It’s in your gift cards and maybe even your transit pass. It’s starting to appear on your phone. How far is it going to go?
Decoding E-money is a travelling exhibition from the Bank of Canada Museum that explores the past, present and future of electronic money and electronic payment systems. While raising awareness of e-money, this exhibition also helps visitors understand the possible effects of the widespread use of one form of e-money: digital currency.
“We have brought this travelling exhibit to Lethbridge with the hope to broaden the understanding of digital currencies,” says Galt Museum & Archives’ Curator Aimee Benoit, “by inviting users to experience this exhibition through a fun and compelling hands-on context.”
Decoding E-money explores the voyage of your dollars from purchase to deposit through various traditional and e-payment systems. Learn about a whole new kind of money as cutting-edge graphics and fun, interactive displays introduce you to the high-tech intricacies of Bitcoin and other web-based currencies.

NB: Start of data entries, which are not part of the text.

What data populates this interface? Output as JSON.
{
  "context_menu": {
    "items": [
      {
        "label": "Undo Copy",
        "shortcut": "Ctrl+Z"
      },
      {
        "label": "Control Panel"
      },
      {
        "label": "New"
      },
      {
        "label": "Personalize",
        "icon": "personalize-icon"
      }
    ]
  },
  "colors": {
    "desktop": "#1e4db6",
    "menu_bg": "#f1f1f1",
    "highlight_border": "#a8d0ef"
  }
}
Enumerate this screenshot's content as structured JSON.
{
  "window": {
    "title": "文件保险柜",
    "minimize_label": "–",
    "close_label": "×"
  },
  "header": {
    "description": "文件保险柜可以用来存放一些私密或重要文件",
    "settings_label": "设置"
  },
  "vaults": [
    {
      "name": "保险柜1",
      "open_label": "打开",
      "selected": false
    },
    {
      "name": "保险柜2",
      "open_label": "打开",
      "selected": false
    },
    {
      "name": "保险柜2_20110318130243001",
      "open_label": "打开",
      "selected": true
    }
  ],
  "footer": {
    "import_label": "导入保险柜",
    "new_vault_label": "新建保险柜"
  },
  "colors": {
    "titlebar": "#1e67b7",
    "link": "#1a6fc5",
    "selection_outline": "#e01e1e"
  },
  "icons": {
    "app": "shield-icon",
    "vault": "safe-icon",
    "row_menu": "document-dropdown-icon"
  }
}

Explore more than 60 artifacts covering the way Canadians have spent their money over the course of 200 years. From trading tokens to the most recent precursors of today’s e-money, these artifacts at one time challenged our notions of acceptance much the way that Bitcoin challenges us today.
The exhibit includes games that help players experiment with and understand more deeply the philosophies and principles behind various e-money transaction tools from credit and debit cards, to cryptocurrencies and blockchain. One of the aspects that games will underline is the intense competition involved in verifying and completing digital transactions so they become permanent and unchangeably embedded in a public transaction record. The technology that enables this form of decentralized currency has the potential to bring fundamental change to existing financial systems and is of great interest to the Bank of Canada and other central banks.

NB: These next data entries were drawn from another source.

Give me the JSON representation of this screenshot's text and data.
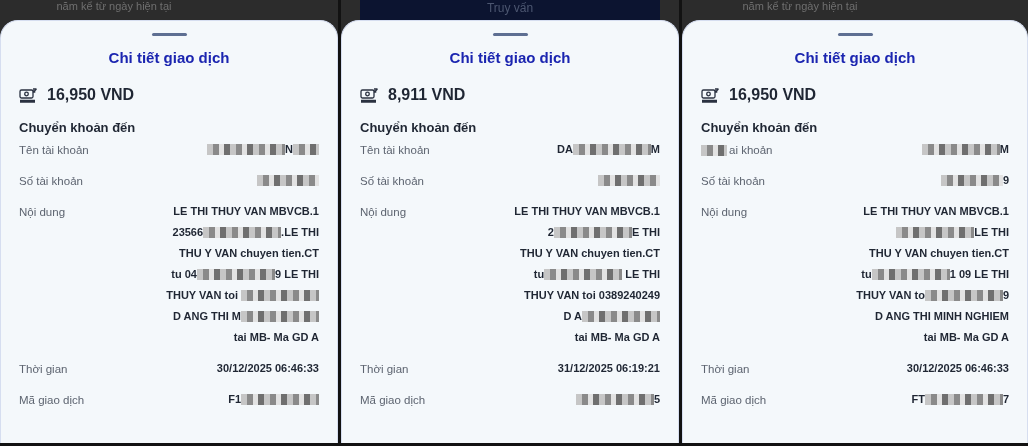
{
  "panels": [
    {
      "background": {
        "kind": "text",
        "text": "năm kể từ ngày hiện tại"
      },
      "title": "Chi tiết giao dịch",
      "amount": "16,950 VND",
      "section": "Chuyển khoản đến",
      "rows": [
        {
          "label": [
            {
              "kind": "text",
              "text": "Tên tài khoản"
            }
          ],
          "lines": [
            [
              {
                "kind": "redacted-long"
              },
              {
                "kind": "text",
                "text": "N"
              },
              {
                "kind": "redacted-short"
              }
            ]
          ]
        },
        {
          "label": [
            {
              "kind": "text",
              "text": "Số tài khoản"
            }
          ],
          "lines": [
            [
              {
                "kind": "redacted-medium"
              }
            ]
          ]
        },
        {
          "label": [
            {
              "kind": "text",
              "text": "Nội dung"
            }
          ],
          "lines": [
            [
              {
                "kind": "text",
                "text": "LE THI THUY VAN MBVCB.1"
              }
            ],
            [
              {
                "kind": "text",
                "text": "23566"
              },
              {
                "kind": "redacted-long"
              },
              {
                "kind": "text",
                "text": ".LE THI"
              }
            ],
            [
              {
                "kind": "text",
                "text": "THU Y VAN chuyen tien.CT"
              }
            ],
            [
              {
                "kind": "text",
                "text": "tu 04"
              },
              {
                "kind": "redacted-long"
              },
              {
                "kind": "text",
                "text": "9 LE THI"
              }
            ],
            [
              {
                "kind": "text",
                "text": "THUY VAN toi "
              },
              {
                "kind": "redacted-long"
              }
            ],
            [
              {
                "kind": "text",
                "text": "D ANG THI M"
              },
              {
                "kind": "redacted-long"
              }
            ],
            [
              {
                "kind": "text",
                "text": "tai MB- Ma GD A"
              }
            ]
          ]
        },
        {
          "label": [
            {
              "kind": "text",
              "text": "Thời gian"
            }
          ],
          "lines": [
            [
              {
                "kind": "text",
                "text": "30/12/2025 06:46:33"
              }
            ]
          ]
        },
        {
          "label": [
            {
              "kind": "text",
              "text": "Mã giao dịch"
            }
          ],
          "lines": [
            [
              {
                "kind": "text",
                "text": "F1"
              },
              {
                "kind": "redacted-long"
              }
            ]
          ]
        }
      ]
    },
    {
      "background": {
        "kind": "button",
        "text": "Truy vấn"
      },
      "title": "Chi tiết giao dịch",
      "amount": "8,911 VND",
      "section": "Chuyển khoản đến",
      "rows": [
        {
          "label": [
            {
              "kind": "text",
              "text": "Tên tài khoản"
            }
          ],
          "lines": [
            [
              {
                "kind": "text",
                "text": "DA"
              },
              {
                "kind": "redacted-long"
              },
              {
                "kind": "text",
                "text": "M"
              }
            ]
          ]
        },
        {
          "label": [
            {
              "kind": "text",
              "text": "Số tài khoản"
            }
          ],
          "lines": [
            [
              {
                "kind": "redacted-medium"
              }
            ]
          ]
        },
        {
          "label": [
            {
              "kind": "text",
              "text": "Nội dung"
            }
          ],
          "lines": [
            [
              {
                "kind": "text",
                "text": "LE THI THUY VAN MBVCB.1"
              }
            ],
            [
              {
                "kind": "text",
                "text": "2"
              },
              {
                "kind": "redacted-long"
              },
              {
                "kind": "text",
                "text": "E THI"
              }
            ],
            [
              {
                "kind": "text",
                "text": "THU Y VAN chuyen tien.CT"
              }
            ],
            [
              {
                "kind": "text",
                "text": "tu"
              },
              {
                "kind": "redacted-long"
              },
              {
                "kind": "text",
                "text": " LE THI"
              }
            ],
            [
              {
                "kind": "text",
                "text": "THUY VAN toi 0389240249"
              }
            ],
            [
              {
                "kind": "text",
                "text": "D A"
              },
              {
                "kind": "redacted-long"
              }
            ],
            [
              {
                "kind": "text",
                "text": "tai MB- Ma GD A"
              }
            ]
          ]
        },
        {
          "label": [
            {
              "kind": "text",
              "text": "Thời gian"
            }
          ],
          "lines": [
            [
              {
                "kind": "text",
                "text": "31/12/2025 06:19:21"
              }
            ]
          ]
        },
        {
          "label": [
            {
              "kind": "text",
              "text": "Mã giao dịch"
            }
          ],
          "lines": [
            [
              {
                "kind": "redacted-long"
              },
              {
                "kind": "text",
                "text": "5"
              }
            ]
          ]
        }
      ]
    },
    {
      "background": {
        "kind": "text",
        "text": "năm kể từ ngày hiện tại"
      },
      "title": "Chi tiết giao dịch",
      "amount": "16,950 VND",
      "section": "Chuyển khoản đến",
      "rows": [
        {
          "label": [
            {
              "kind": "redacted-short"
            },
            {
              "kind": "text",
              "text": "ai khoản"
            }
          ],
          "lines": [
            [
              {
                "kind": "redacted-long"
              },
              {
                "kind": "text",
                "text": "M"
              }
            ]
          ]
        },
        {
          "label": [
            {
              "kind": "text",
              "text": "Số tài khoản"
            }
          ],
          "lines": [
            [
              {
                "kind": "redacted-medium"
              },
              {
                "kind": "text",
                "text": "9"
              }
            ]
          ]
        },
        {
          "label": [
            {
              "kind": "text",
              "text": "Nội dung"
            }
          ],
          "lines": [
            [
              {
                "kind": "text",
                "text": "LE THI THUY VAN MBVCB.1"
              }
            ],
            [
              {
                "kind": "redacted-long"
              },
              {
                "kind": "text",
                "text": "LE THI"
              }
            ],
            [
              {
                "kind": "text",
                "text": "THU Y VAN chuyen tien.CT"
              }
            ],
            [
              {
                "kind": "text",
                "text": "tu"
              },
              {
                "kind": "redacted-long"
              },
              {
                "kind": "text",
                "text": "1 09 LE THI"
              }
            ],
            [
              {
                "kind": "text",
                "text": "THUY VAN to"
              },
              {
                "kind": "redacted-long"
              },
              {
                "kind": "text",
                "text": "9"
              }
            ],
            [
              {
                "kind": "text",
                "text": "D ANG THI MINH NGHIEM"
              }
            ],
            [
              {
                "kind": "text",
                "text": "tai MB- Ma GD A"
              }
            ]
          ]
        },
        {
          "label": [
            {
              "kind": "text",
              "text": "Thời gian"
            }
          ],
          "lines": [
            [
              {
                "kind": "text",
                "text": "30/12/2025 06:46:33"
              }
            ]
          ]
        },
        {
          "label": [
            {
              "kind": "text",
              "text": "Mã giao dịch"
            }
          ],
          "lines": [
            [
              {
                "kind": "text",
                "text": "FT"
              },
              {
                "kind": "redacted-long"
              },
              {
                "kind": "text",
                "text": "7"
              }
            ]
          ]
        }
      ]
    }
  ]
}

“Decoding E-money is a timely exhibition that explores a function of modern society that is becoming ever more prevalent in our everyday lives,” says Benoit. “We’re excited to explore this topic with our community.”

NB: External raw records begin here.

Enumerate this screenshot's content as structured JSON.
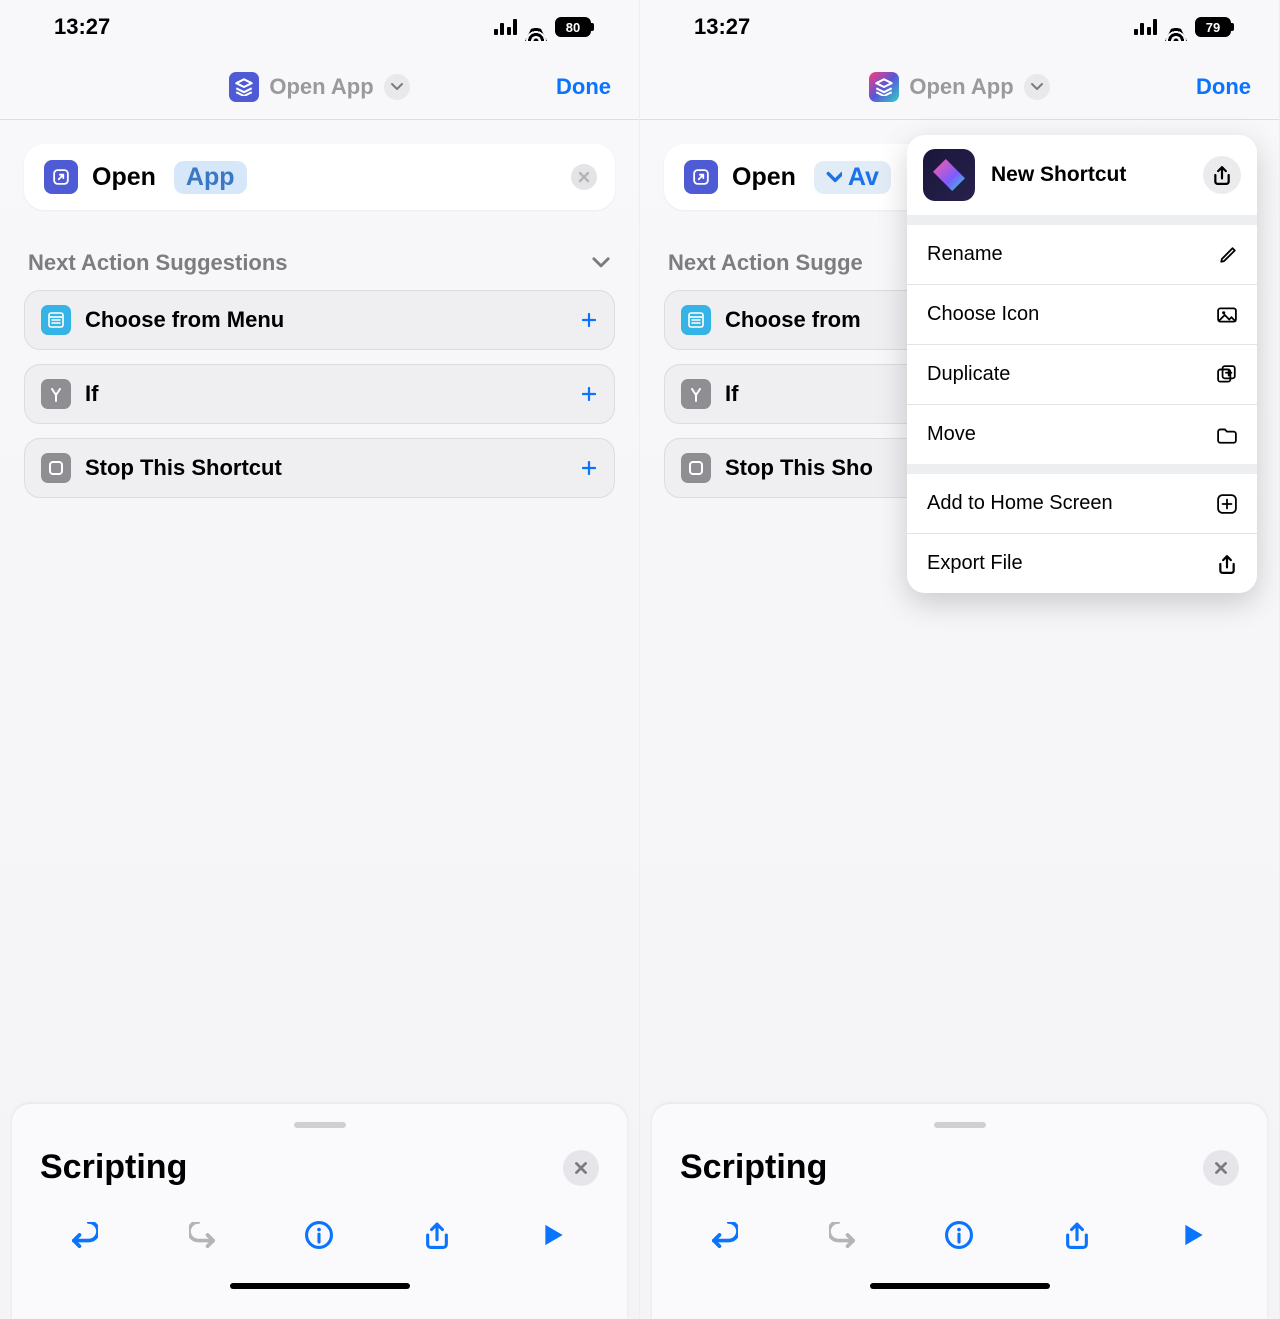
{
  "left": {
    "status": {
      "time": "13:27",
      "battery": "80"
    },
    "title": {
      "label": "Open App",
      "done": "Done"
    },
    "action": {
      "verb": "Open",
      "param": "App"
    },
    "sugg_header": "Next Action Suggestions",
    "sugg": [
      {
        "label": "Choose from Menu"
      },
      {
        "label": "If"
      },
      {
        "label": "Stop This Shortcut"
      }
    ],
    "panel_title": "Scripting"
  },
  "right": {
    "status": {
      "time": "13:27",
      "battery": "79"
    },
    "title": {
      "label": "Open App",
      "done": "Done"
    },
    "action": {
      "verb": "Open",
      "param": "Av"
    },
    "sugg_header": "Next Action Sugge",
    "sugg": [
      {
        "label": "Choose from"
      },
      {
        "label": "If"
      },
      {
        "label": "Stop This Sho"
      }
    ],
    "panel_title": "Scripting",
    "popover": {
      "head": "New Shortcut",
      "rows1": [
        {
          "label": "Rename",
          "icon": "pencil"
        },
        {
          "label": "Choose Icon",
          "icon": "photo"
        },
        {
          "label": "Duplicate",
          "icon": "dup"
        },
        {
          "label": "Move",
          "icon": "folder"
        }
      ],
      "rows2": [
        {
          "label": "Add to Home Screen",
          "icon": "plusbox"
        },
        {
          "label": "Export File",
          "icon": "share"
        }
      ]
    }
  }
}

The grand opening of the exhibit was held Sept. 23 and the exhibit will be open until Jan. 6, 2019.